ASSIGNED TASK: Copy out exactly the lines from the line containing "Convert this screenshot" to the end of the listing.

SOURCE MATERIAL:
+ + + + +

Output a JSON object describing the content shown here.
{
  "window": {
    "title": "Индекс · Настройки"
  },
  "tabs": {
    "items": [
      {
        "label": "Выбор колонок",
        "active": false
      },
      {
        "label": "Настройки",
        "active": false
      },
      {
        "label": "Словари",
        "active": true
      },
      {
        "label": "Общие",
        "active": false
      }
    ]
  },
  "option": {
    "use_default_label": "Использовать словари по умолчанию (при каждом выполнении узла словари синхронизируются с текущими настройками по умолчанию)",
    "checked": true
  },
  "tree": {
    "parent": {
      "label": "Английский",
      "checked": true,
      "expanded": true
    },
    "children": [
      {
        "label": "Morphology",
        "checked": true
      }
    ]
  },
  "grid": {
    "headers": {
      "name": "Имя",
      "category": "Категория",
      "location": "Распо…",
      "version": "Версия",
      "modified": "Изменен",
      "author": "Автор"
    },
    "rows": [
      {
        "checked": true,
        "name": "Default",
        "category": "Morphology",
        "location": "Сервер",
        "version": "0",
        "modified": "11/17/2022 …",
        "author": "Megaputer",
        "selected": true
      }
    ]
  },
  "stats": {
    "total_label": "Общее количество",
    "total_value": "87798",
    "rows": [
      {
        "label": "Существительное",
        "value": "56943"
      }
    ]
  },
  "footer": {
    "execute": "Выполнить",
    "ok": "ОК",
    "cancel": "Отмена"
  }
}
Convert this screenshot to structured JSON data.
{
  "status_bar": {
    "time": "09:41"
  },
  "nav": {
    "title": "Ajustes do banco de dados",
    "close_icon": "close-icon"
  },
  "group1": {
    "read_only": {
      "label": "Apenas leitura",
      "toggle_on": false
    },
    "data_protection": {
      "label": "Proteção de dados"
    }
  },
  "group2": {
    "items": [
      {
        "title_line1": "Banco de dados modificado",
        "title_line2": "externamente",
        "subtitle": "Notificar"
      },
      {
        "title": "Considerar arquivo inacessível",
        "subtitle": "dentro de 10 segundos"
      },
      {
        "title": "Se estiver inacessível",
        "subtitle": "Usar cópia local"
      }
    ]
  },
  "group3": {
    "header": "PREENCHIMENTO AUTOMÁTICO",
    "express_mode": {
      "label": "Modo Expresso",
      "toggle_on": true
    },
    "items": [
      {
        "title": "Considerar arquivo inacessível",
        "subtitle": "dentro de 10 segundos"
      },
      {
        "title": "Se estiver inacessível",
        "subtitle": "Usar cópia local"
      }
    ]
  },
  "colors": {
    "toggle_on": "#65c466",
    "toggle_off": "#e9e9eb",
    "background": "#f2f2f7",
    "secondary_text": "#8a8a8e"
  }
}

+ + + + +

ANSWER BOX:
Convert this screenshot to structured JSON data.
{
  "status_bar": {
    "time": "09:41"
  },
  "nav": {
    "title": "Ajustes do banco de dados",
    "close_icon": "close-icon"
  },
  "group1": {
    "read_only": {
      "label": "Apenas leitura",
      "toggle_on": false
    },
    "data_protection": {
      "label": "Proteção de dados"
    }
  },
  "group2": {
    "items": [
      {
        "title_line1": "Banco de dados modificado",
        "title_line2": "externamente",
        "subtitle": "Notificar"
      },
      {
        "title": "Considerar arquivo inacessível",
        "subtitle": "dentro de 10 segundos"
      },
      {
        "title": "Se estiver inacessível",
        "subtitle": "Usar cópia local"
      }
    ]
  },
  "group3": {
    "header": "PREENCHIMENTO AUTOMÁTICO",
    "express_mode": {
      "label": "Modo Expresso",
      "toggle_on": true
    },
    "items": [
      {
        "title": "Considerar arquivo inacessível",
        "subtitle": "dentro de 10 segundos"
      },
      {
        "title": "Se estiver inacessível",
        "subtitle": "Usar cópia local"
      }
    ]
  },
  "colors": {
    "toggle_on": "#65c466",
    "toggle_off": "#e9e9eb",
    "background": "#f2f2f7",
    "secondary_text": "#8a8a8e"
  }
}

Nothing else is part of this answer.